◆ What the task requires
Only the lines holding "JSON" are wanted; find them in the listing and return each one.

———

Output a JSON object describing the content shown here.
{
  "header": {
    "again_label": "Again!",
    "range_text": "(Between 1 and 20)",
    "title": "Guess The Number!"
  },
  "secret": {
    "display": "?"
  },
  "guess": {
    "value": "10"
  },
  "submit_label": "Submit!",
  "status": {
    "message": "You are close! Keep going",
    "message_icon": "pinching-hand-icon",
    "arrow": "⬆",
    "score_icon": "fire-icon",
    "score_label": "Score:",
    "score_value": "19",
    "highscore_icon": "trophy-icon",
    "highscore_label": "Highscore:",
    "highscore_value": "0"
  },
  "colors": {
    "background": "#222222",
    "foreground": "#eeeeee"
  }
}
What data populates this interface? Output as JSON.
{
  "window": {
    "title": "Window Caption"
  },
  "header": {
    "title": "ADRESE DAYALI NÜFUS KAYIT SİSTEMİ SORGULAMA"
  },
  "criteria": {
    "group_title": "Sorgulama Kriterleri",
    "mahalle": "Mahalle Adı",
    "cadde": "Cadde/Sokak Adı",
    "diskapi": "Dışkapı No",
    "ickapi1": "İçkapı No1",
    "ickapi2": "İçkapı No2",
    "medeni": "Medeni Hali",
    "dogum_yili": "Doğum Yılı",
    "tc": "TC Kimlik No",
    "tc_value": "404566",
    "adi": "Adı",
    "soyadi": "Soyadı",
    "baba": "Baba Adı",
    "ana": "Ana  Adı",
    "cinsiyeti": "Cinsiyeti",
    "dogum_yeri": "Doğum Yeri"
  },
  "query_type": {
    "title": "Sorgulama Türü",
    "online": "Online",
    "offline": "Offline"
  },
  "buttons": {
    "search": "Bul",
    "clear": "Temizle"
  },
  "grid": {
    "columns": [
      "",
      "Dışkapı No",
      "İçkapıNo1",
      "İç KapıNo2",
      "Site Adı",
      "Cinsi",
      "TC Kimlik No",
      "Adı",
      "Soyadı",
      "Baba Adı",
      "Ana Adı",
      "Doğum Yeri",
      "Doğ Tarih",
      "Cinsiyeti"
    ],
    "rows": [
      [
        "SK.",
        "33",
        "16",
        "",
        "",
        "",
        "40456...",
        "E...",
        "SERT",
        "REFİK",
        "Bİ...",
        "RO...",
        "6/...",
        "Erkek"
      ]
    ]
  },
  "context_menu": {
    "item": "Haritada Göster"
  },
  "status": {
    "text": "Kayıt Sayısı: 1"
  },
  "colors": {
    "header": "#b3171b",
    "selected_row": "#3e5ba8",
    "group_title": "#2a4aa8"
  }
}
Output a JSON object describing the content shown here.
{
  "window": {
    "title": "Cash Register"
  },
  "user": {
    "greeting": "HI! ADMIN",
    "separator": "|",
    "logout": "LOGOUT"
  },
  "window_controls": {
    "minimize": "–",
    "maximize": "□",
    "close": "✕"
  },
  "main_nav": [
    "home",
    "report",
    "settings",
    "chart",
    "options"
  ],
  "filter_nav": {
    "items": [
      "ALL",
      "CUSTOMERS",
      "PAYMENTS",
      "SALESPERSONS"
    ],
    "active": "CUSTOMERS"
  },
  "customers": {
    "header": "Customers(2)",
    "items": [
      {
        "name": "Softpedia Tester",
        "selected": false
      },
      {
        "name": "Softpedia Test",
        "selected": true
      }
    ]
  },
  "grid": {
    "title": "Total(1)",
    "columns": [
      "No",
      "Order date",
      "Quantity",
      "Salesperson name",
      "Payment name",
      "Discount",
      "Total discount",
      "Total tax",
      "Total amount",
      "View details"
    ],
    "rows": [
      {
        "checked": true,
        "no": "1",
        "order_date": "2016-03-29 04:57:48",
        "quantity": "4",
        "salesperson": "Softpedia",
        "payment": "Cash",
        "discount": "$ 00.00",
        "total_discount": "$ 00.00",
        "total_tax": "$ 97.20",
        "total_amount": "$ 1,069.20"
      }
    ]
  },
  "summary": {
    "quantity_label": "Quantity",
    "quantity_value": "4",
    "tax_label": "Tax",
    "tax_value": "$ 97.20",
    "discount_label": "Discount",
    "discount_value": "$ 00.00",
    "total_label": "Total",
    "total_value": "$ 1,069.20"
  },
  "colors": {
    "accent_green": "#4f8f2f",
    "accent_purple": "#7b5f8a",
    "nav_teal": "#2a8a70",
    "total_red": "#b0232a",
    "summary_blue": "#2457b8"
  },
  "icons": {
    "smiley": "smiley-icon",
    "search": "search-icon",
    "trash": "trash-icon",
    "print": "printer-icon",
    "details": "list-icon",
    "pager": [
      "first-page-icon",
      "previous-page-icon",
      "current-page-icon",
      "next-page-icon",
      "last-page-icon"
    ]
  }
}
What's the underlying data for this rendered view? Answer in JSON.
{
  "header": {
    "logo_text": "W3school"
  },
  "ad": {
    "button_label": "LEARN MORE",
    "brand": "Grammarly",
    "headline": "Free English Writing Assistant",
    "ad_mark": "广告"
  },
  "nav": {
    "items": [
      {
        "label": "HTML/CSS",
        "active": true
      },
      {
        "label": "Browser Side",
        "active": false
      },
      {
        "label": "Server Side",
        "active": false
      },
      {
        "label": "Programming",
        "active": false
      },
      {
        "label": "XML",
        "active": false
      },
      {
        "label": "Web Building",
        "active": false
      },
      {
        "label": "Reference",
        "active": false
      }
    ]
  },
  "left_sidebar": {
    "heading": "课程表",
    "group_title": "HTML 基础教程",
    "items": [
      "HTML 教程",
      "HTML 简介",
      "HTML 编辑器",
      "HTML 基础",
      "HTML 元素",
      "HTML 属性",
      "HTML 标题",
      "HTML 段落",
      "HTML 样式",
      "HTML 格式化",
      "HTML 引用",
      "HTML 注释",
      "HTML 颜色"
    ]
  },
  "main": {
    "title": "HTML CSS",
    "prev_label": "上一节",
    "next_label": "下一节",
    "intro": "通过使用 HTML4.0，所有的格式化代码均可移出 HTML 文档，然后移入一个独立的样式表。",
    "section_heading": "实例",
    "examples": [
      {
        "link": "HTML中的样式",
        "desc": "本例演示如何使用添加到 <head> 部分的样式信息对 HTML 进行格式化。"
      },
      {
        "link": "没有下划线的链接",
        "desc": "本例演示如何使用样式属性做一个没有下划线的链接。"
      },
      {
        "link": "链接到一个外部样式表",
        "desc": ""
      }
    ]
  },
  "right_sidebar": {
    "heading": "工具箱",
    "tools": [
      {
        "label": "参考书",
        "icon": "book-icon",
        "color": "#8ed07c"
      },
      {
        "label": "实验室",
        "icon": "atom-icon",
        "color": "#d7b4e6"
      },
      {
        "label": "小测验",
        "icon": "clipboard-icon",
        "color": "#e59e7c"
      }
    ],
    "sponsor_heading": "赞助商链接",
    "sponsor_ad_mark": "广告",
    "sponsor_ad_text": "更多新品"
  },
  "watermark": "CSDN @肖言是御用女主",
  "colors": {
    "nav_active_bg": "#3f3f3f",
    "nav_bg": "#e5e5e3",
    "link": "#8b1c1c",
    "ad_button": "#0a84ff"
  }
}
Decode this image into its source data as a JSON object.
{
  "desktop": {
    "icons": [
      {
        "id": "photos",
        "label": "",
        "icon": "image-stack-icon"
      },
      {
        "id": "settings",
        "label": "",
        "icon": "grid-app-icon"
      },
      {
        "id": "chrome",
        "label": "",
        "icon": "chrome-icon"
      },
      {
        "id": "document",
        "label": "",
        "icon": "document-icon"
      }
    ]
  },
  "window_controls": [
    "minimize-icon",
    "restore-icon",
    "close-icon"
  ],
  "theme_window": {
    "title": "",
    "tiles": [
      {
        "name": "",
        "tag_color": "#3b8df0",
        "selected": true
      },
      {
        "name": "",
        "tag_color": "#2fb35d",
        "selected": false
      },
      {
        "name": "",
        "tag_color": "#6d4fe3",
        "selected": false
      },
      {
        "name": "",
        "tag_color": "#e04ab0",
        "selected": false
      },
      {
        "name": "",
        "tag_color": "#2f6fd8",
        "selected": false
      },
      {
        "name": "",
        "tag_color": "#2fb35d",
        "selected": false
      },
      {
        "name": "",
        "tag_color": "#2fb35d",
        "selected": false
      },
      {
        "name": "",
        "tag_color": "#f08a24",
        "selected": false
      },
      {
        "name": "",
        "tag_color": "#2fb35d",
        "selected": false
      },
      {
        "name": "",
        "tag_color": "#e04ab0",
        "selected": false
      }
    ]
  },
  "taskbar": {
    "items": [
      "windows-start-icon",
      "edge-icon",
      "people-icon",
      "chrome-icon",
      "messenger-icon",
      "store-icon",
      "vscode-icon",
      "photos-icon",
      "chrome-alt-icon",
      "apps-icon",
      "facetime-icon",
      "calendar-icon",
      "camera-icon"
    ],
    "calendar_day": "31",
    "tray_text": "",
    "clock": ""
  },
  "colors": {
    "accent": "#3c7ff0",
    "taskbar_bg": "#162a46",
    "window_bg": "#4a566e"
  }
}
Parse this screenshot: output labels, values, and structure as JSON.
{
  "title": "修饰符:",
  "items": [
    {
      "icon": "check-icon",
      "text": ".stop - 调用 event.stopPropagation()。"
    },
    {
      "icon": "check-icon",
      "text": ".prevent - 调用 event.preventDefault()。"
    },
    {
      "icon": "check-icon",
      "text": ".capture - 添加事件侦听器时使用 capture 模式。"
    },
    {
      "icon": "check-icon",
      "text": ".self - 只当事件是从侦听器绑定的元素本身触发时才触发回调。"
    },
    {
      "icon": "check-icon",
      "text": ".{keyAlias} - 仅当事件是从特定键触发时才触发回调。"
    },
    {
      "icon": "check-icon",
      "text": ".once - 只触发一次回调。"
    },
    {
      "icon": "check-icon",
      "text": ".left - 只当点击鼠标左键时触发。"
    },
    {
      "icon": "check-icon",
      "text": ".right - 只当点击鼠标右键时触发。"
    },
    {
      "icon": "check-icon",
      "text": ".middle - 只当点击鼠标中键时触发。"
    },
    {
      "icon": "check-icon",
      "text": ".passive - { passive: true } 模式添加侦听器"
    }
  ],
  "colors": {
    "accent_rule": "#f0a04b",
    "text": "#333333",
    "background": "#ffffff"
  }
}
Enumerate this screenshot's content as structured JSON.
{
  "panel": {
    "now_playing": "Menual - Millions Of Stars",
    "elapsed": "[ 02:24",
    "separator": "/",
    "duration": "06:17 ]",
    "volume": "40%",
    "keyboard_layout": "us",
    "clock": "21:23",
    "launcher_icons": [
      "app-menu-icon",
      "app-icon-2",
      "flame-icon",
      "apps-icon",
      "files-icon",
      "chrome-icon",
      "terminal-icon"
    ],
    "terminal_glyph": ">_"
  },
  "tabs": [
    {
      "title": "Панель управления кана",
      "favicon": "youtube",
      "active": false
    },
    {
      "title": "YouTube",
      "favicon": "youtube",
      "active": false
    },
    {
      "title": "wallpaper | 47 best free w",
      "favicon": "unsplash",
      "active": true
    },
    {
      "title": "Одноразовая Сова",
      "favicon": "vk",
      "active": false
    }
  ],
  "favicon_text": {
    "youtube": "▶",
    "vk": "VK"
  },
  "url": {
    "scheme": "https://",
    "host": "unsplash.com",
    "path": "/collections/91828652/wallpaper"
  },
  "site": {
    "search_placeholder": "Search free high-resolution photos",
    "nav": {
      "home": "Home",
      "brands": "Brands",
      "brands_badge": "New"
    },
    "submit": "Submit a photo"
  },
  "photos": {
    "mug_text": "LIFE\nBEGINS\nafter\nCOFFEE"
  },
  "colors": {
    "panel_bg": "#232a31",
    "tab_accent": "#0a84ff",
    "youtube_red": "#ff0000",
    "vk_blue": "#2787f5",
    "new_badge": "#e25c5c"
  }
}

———

◆ Your response
Output a JSON object describing the content shown here.
What data populates this interface? Output as JSON.
Output a JSON object describing the content shown here.
What's the underlying data for this rendered view? Answer in JSON.
Decode this image into its source data as a JSON object.
Parse this screenshot: output labels, values, and structure as JSON.
Enumerate this screenshot's content as structured JSON.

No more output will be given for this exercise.